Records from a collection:
========================================================================
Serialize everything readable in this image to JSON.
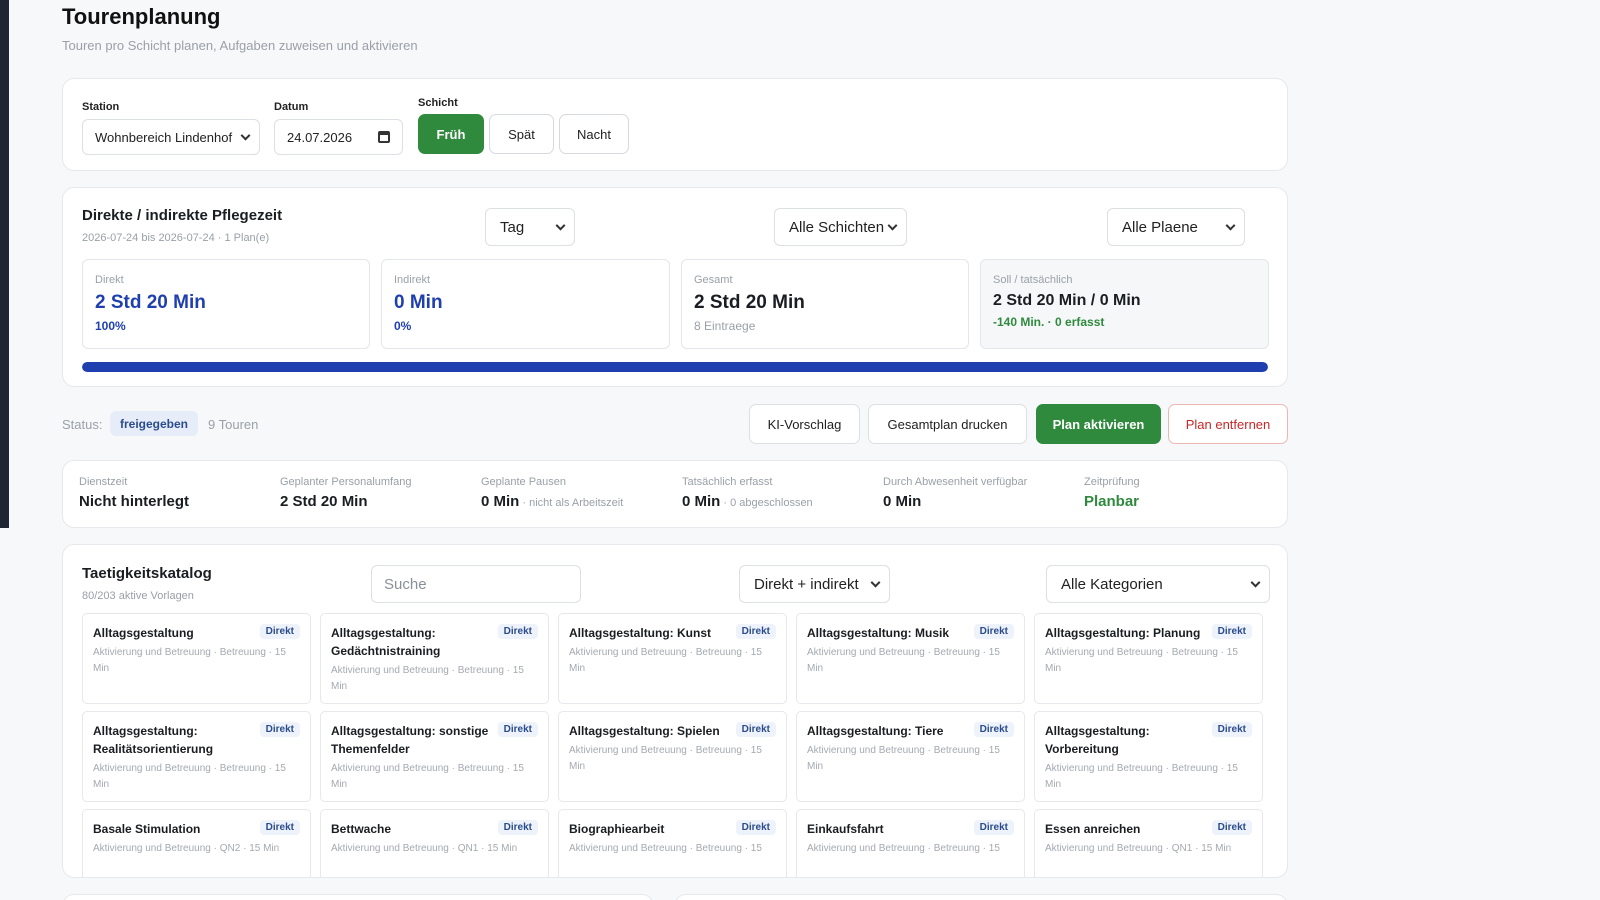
{
  "header": {
    "title": "Tourenplanung",
    "subtitle": "Touren pro Schicht planen, Aufgaben zuweisen und aktivieren"
  },
  "filters": {
    "station_label": "Station",
    "station_value": "Wohnbereich Lindenhof",
    "date_label": "Datum",
    "date_value": "24.07.2026",
    "shift_label": "Schicht",
    "shifts": [
      "Früh",
      "Spät",
      "Nacht"
    ],
    "active_shift": "Früh"
  },
  "care_time": {
    "title": "Direkte / indirekte Pflegezeit",
    "subtitle": "2026-07-24 bis 2026-07-24 · 1 Plan(e)",
    "period_select": "Tag",
    "shift_select": "Alle Schichten",
    "plan_select": "Alle Plaene",
    "stats": [
      {
        "label": "Direkt",
        "value": "2 Std 20 Min",
        "foot": "100%"
      },
      {
        "label": "Indirekt",
        "value": "0 Min",
        "foot": "0%"
      },
      {
        "label": "Gesamt",
        "value": "2 Std 20 Min",
        "foot": "8 Eintraege"
      },
      {
        "label": "Soll / tatsächlich",
        "value": "2 Std 20 Min / 0 Min",
        "foot": "-140 Min. · 0 erfasst"
      }
    ],
    "direct_share_percent": 100
  },
  "status": {
    "label": "Status:",
    "badge": "freigegeben",
    "tours": "9 Touren",
    "buttons": {
      "ai": "KI-Vorschlag",
      "print": "Gesamtplan drucken",
      "activate": "Plan aktivieren",
      "remove": "Plan entfernen"
    }
  },
  "info": [
    {
      "label": "Dienstzeit",
      "value": "Nicht hinterlegt",
      "note": ""
    },
    {
      "label": "Geplanter Personalumfang",
      "value": "2 Std 20 Min",
      "note": ""
    },
    {
      "label": "Geplante Pausen",
      "value": "0 Min",
      "note": " · nicht als Arbeitszeit"
    },
    {
      "label": "Tatsächlich erfasst",
      "value": "0 Min",
      "note": " · 0 abgeschlossen"
    },
    {
      "label": "Durch Abwesenheit verfügbar",
      "value": "0 Min",
      "note": ""
    },
    {
      "label": "Zeitprüfung",
      "value": "Planbar",
      "note": ""
    }
  ],
  "catalog": {
    "title": "Taetigkeitskatalog",
    "subtitle": "80/203 aktive Vorlagen",
    "search_placeholder": "Suche",
    "type_select": "Direkt + indirekt",
    "category_select": "Alle Kategorien",
    "items": [
      {
        "name": "Alltagsgestaltung",
        "badge": "Direkt",
        "meta": "Aktivierung und Betreuung · Betreuung · 15 Min"
      },
      {
        "name": "Alltagsgestaltung: Gedächtnistraining",
        "badge": "Direkt",
        "meta": "Aktivierung und Betreuung · Betreuung · 15 Min"
      },
      {
        "name": "Alltagsgestaltung: Kunst",
        "badge": "Direkt",
        "meta": "Aktivierung und Betreuung · Betreuung · 15 Min"
      },
      {
        "name": "Alltagsgestaltung: Musik",
        "badge": "Direkt",
        "meta": "Aktivierung und Betreuung · Betreuung · 15 Min"
      },
      {
        "name": "Alltagsgestaltung: Planung",
        "badge": "Direkt",
        "meta": "Aktivierung und Betreuung · Betreuung · 15 Min"
      },
      {
        "name": "Alltagsgestaltung: Realitätsorientierung",
        "badge": "Direkt",
        "meta": "Aktivierung und Betreuung · Betreuung · 15 Min"
      },
      {
        "name": "Alltagsgestaltung: sonstige Themenfelder",
        "badge": "Direkt",
        "meta": "Aktivierung und Betreuung · Betreuung · 15 Min"
      },
      {
        "name": "Alltagsgestaltung: Spielen",
        "badge": "Direkt",
        "meta": "Aktivierung und Betreuung · Betreuung · 15 Min"
      },
      {
        "name": "Alltagsgestaltung: Tiere",
        "badge": "Direkt",
        "meta": "Aktivierung und Betreuung · Betreuung · 15 Min"
      },
      {
        "name": "Alltagsgestaltung: Vorbereitung",
        "badge": "Direkt",
        "meta": "Aktivierung und Betreuung · Betreuung · 15 Min"
      },
      {
        "name": "Basale Stimulation",
        "badge": "Direkt",
        "meta": "Aktivierung und Betreuung · QN2 · 15 Min"
      },
      {
        "name": "Bettwache",
        "badge": "Direkt",
        "meta": "Aktivierung und Betreuung · QN1 · 15 Min"
      },
      {
        "name": "Biographiearbeit",
        "badge": "Direkt",
        "meta": "Aktivierung und Betreuung · Betreuung · 15"
      },
      {
        "name": "Einkaufsfahrt",
        "badge": "Direkt",
        "meta": "Aktivierung und Betreuung · Betreuung · 15"
      },
      {
        "name": "Essen anreichen",
        "badge": "Direkt",
        "meta": "Aktivierung und Betreuung · QN1 · 15 Min"
      }
    ]
  },
  "colors": {
    "accent_green": "#2f8a3e",
    "accent_blue": "#1f3fb0",
    "danger": "#c62828"
  }
}
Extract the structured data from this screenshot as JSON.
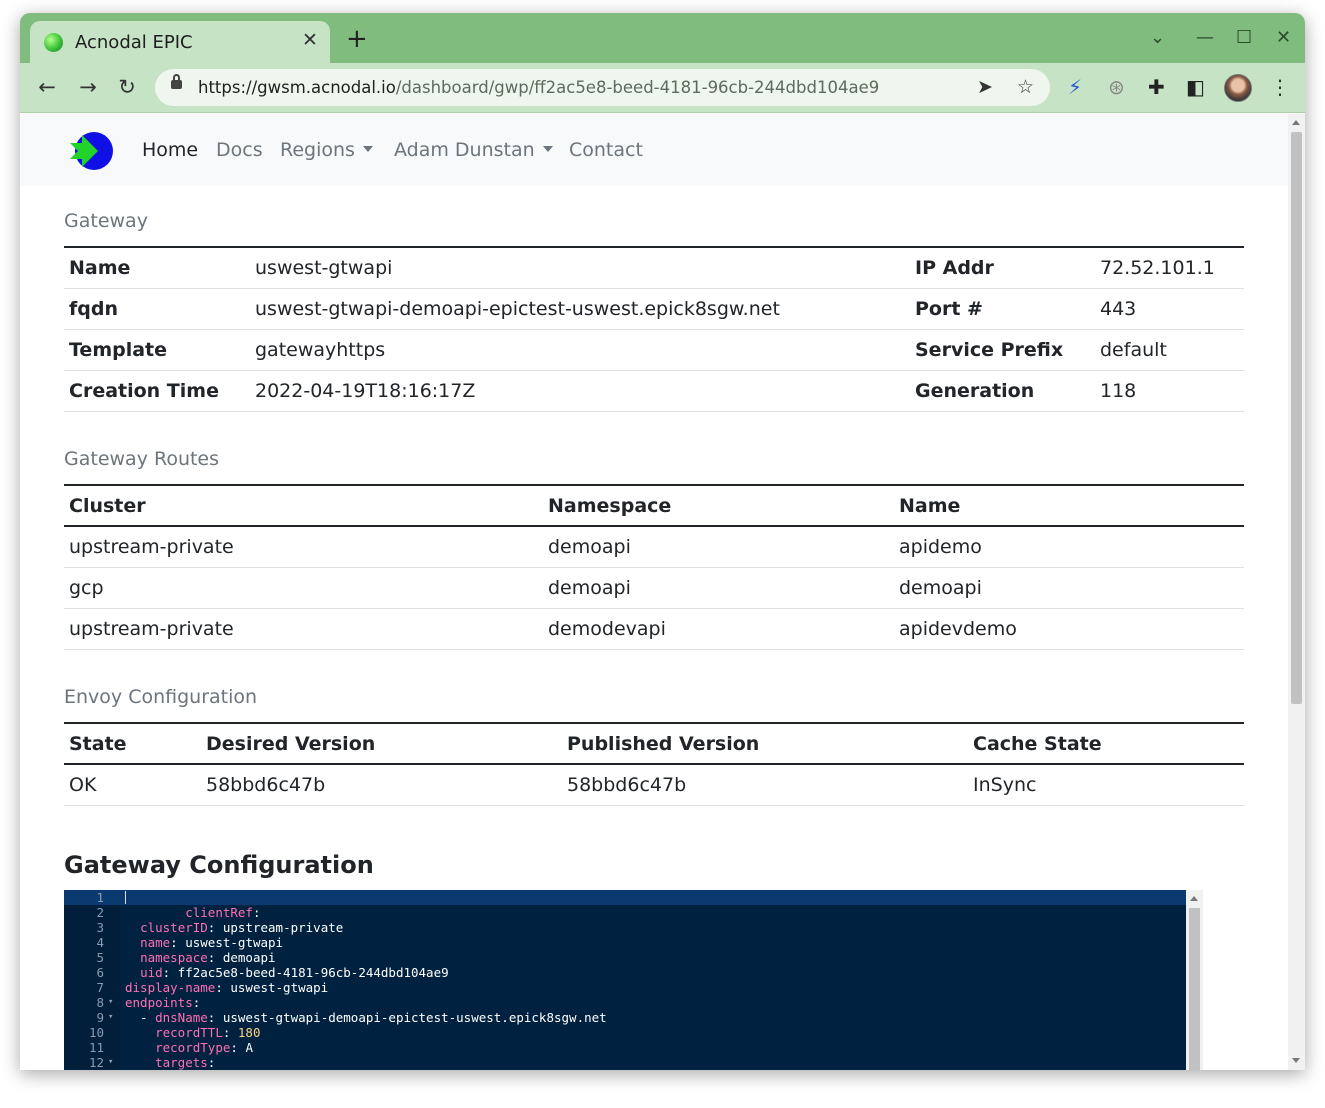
{
  "browser": {
    "tab_title": "Acnodal EPIC",
    "tab_close": "✕",
    "new_tab": "+",
    "url_host": "https://gwsm.acnodal.io",
    "url_path": "/dashboard/gwp/ff2ac5e8-beed-4181-96cb-244dbd104ae9"
  },
  "navbar": {
    "links": [
      "Home",
      "Docs",
      "Regions",
      "Adam Dunstan",
      "Contact"
    ]
  },
  "gateway": {
    "title": "Gateway",
    "rows": [
      {
        "label": "Name",
        "value": "uswest-gtwapi",
        "label2": "IP Addr",
        "value2": "72.52.101.1"
      },
      {
        "label": "fqdn",
        "value": "uswest-gtwapi-demoapi-epictest-uswest.epick8sgw.net",
        "label2": "Port #",
        "value2": "443"
      },
      {
        "label": "Template",
        "value": "gatewayhttps",
        "label2": "Service Prefix",
        "value2": "default"
      },
      {
        "label": "Creation Time",
        "value": "2022-04-19T18:16:17Z",
        "label2": "Generation",
        "value2": "118"
      }
    ]
  },
  "routes": {
    "title": "Gateway Routes",
    "headers": [
      "Cluster",
      "Namespace",
      "Name"
    ],
    "rows": [
      [
        "upstream-private",
        "demoapi",
        "apidemo"
      ],
      [
        "gcp",
        "demoapi",
        "demoapi"
      ],
      [
        "upstream-private",
        "demodevapi",
        "apidevdemo"
      ]
    ]
  },
  "envoy": {
    "title": "Envoy Configuration",
    "headers": [
      "State",
      "Desired Version",
      "Published Version",
      "Cache State"
    ],
    "rows": [
      [
        "OK",
        "58bbd6c47b",
        "58bbd6c47b",
        "InSync"
      ]
    ]
  },
  "config": {
    "title": "Gateway Configuration",
    "lines": [
      {
        "n": "1",
        "fold": "",
        "indent": "",
        "key": "",
        "value": ""
      },
      {
        "n": "2",
        "fold": "",
        "indent": "        ",
        "key": "clientRef",
        "value": ""
      },
      {
        "n": "3",
        "fold": "",
        "indent": "  ",
        "key": "clusterID",
        "value": "upstream-private"
      },
      {
        "n": "4",
        "fold": "",
        "indent": "  ",
        "key": "name",
        "value": "uswest-gtwapi"
      },
      {
        "n": "5",
        "fold": "",
        "indent": "  ",
        "key": "namespace",
        "value": "demoapi"
      },
      {
        "n": "6",
        "fold": "",
        "indent": "  ",
        "key": "uid",
        "value": "ff2ac5e8-beed-4181-96cb-244dbd104ae9"
      },
      {
        "n": "7",
        "fold": "",
        "indent": "",
        "key": "display-name",
        "value": "uswest-gtwapi"
      },
      {
        "n": "8",
        "fold": "▾",
        "indent": "",
        "key": "endpoints",
        "value": ""
      },
      {
        "n": "9",
        "fold": "▾",
        "indent": "  - ",
        "key": "dnsName",
        "value": "uswest-gtwapi-demoapi-epictest-uswest.epick8sgw.net"
      },
      {
        "n": "10",
        "fold": "",
        "indent": "    ",
        "key": "recordTTL",
        "value": "180",
        "numeric": true
      },
      {
        "n": "11",
        "fold": "",
        "indent": "    ",
        "key": "recordType",
        "value": "A"
      },
      {
        "n": "12",
        "fold": "▾",
        "indent": "    ",
        "key": "targets",
        "value": ""
      }
    ]
  }
}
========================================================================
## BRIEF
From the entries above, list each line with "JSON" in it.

## TASK RESULT
Serialize everything readable in this image to JSON.
Extract the structured data from this screenshot as JSON.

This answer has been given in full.